The EU-chaperoned deal will see the government covering the "deposits of insured depositors in the Icesave accounts in accordance with EEA law."

In return, "the EU, under the French Presidency, will continue to participate in finding arrangements that will allow Iceland to restore its financial system and economy."

European Commission President Jose Manuel Barroso had said on Wednesday that aid could only be delivered "after Iceland and some EU member states reach an agreement on ...issues related to deposit guarantee schemes and protection of foreign depositors."

Tensions mount over Kosovo-Serbia deal

Serbia will never recognise Kosovo, Serbia's foreign minister has said, as the Western Balkans heads into a new period of turbulence.

News in Brief

  1. UK's May announces June 7 resignation date
  2. Ireland votes for EU election and divorce referendum
  3. Report: May to announce resignation plan on Friday
  4. Leading politicians: time for EU to have female leaders
  5. Poll: Finland's Green party to surge in EU elections
  6. High demand for postal voting in Denmark
  7. Some EU citizens turned away at UK polling stations
  8. Switzerland unlikely to sign draft EU deal

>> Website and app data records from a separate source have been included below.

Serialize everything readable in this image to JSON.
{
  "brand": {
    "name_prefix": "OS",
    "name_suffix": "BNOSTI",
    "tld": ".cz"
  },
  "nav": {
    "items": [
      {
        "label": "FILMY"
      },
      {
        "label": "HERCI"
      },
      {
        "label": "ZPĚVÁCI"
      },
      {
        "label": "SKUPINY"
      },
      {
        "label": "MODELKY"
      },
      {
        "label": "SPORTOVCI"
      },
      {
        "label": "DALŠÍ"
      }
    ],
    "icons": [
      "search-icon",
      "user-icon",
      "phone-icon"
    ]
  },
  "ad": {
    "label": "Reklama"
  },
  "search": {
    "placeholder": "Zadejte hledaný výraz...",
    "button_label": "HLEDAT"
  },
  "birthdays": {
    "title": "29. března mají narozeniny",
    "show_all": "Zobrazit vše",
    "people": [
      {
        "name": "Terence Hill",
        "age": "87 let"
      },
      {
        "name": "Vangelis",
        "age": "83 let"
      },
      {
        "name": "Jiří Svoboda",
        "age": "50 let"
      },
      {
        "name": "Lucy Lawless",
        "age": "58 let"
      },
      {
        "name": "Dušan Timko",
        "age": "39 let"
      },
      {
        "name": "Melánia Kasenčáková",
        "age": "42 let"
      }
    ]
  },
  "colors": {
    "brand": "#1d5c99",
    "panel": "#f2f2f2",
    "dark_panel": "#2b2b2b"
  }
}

EU should brace for a more authoritarian Erdogan

The new blend of religious nationalism will be more anti-West and anti-EU, as Brussels has anything but leverage on Turkey. The first signs of this strong rhetoric are already visible.

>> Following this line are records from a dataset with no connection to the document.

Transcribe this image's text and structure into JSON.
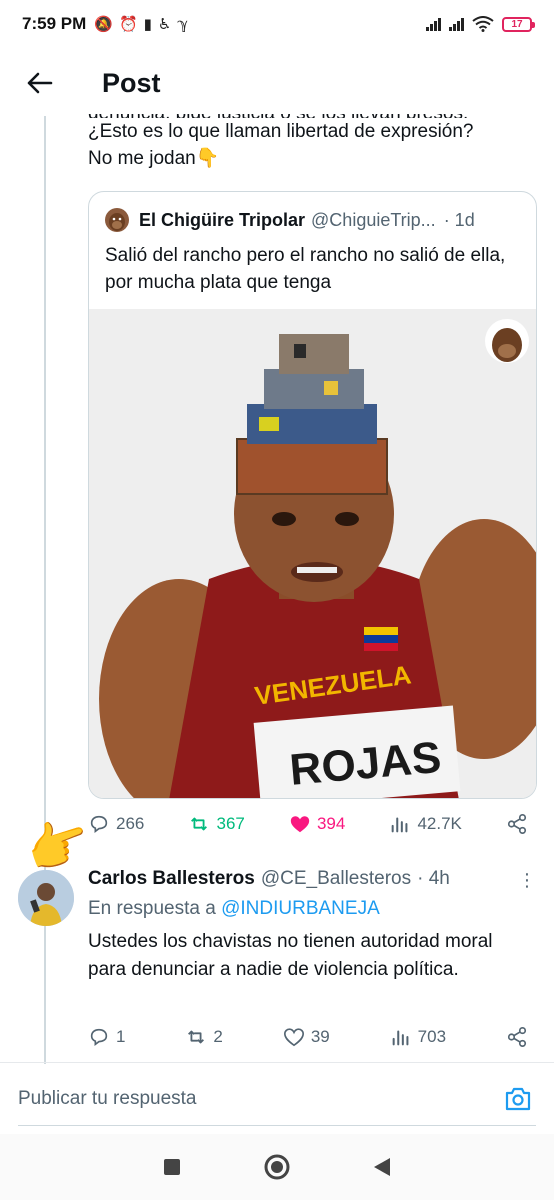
{
  "status_bar": {
    "time": "7:59 PM",
    "icons": [
      "notifications-off-icon",
      "alarm-icon",
      "sim-icon",
      "accessibility-icon",
      "app-icon"
    ],
    "battery": "17"
  },
  "header": {
    "title": "Post",
    "back_icon": "arrow-left-icon"
  },
  "previous_tweet": {
    "clipped_text": "denuncia, pide justicia o se los llevan presos.",
    "text_line1": "¿Esto es lo que llaman libertad de expresión?",
    "text_line2": "No me jodan👇"
  },
  "quote": {
    "name": "El Chigüire Tripolar",
    "handle": "@ChiguieTrip...",
    "time": "· 1d",
    "text": "Salió del rancho pero el rancho no salió de ella, por mucha plata que tenga",
    "image_text": {
      "shirt": "VENEZUELA",
      "bib": "ROJAS"
    }
  },
  "main_actions": {
    "replies": "266",
    "retweets": "367",
    "likes": "394",
    "views": "42.7K",
    "colors": {
      "retweet": "#00ba7c",
      "like": "#f91880",
      "neutral": "#536471"
    }
  },
  "reply": {
    "name": "Carlos Ballesteros",
    "handle": "@CE_Ballesteros",
    "time": "· 4h",
    "reply_prefix": "En respuesta a",
    "reply_to": "@INDIURBANEJA",
    "text": "Ustedes los chavistas no tienen autoridad moral para denunciar a nadie de violencia política.",
    "actions": {
      "replies": "1",
      "retweets": "2",
      "likes": "39",
      "views": "703"
    }
  },
  "composer": {
    "placeholder": "Publicar tu respuesta"
  },
  "pointer_emoji": "👉"
}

Stakeholders' Highlights

  1. Vote for the EU Sutainable Energy AwardsCast your vote for your favourite EUSEW Award finalist. You choose the winner of 2019 Citizen’s Award.
  2. Nordic Council of MinistersEducation gets refugees into work
  3. Counter BalanceSign the petition to help reform the EU’s Bank
  4. UNICEFChild rights organisations encourage candidates for EU elections to become Child Rights Champions
  5. UNESDAUNESDA Outlines 2019-2024 Aspirations: Sustainability, Responsibility, Competitiveness
  6. Counter BalanceRecord citizens’ input to EU bank’s consultation calls on EIB to abandon fossil fuels
  7. International Partnership for Human RightsAnnual EU-Turkmenistan Human Rights Dialogue takes place in Ashgabat
  8. Nordic Council of MinistersNew campaign: spot, capture and share Traces of North
  9. Nordic Council of MinistersLeading Nordic candidates go head-to-head in EU election debate
  10. Nordic Council of MinistersNew Secretary General: Nordic co-operation must benefit everybody
  11. Platform for Peace and JusticeMEP Kati Piri: “Our red line on Turkey has been crossed”
  12. UNICEF2018 deadliest year yet for children in Syria as war enters 9th year

Latest News

  1. Belgium votes in hybrid EU-national election
  2. Irish greens take Dublin in second EU exit poll
  3. EU election results to trigger top jobs scramble This WEEK
  4. Don't tell the Dutch - but Timmermans 'won'
  5. EU says goodbye to May with 'respect'
  6. Strache scandal: how big a hit will Austrian far-right take?
  7. Italy train row exposes competing views of EU
  8. Dutch socialists on top in first EP election exit poll

Join EUobserver

Support quality EU news

Join us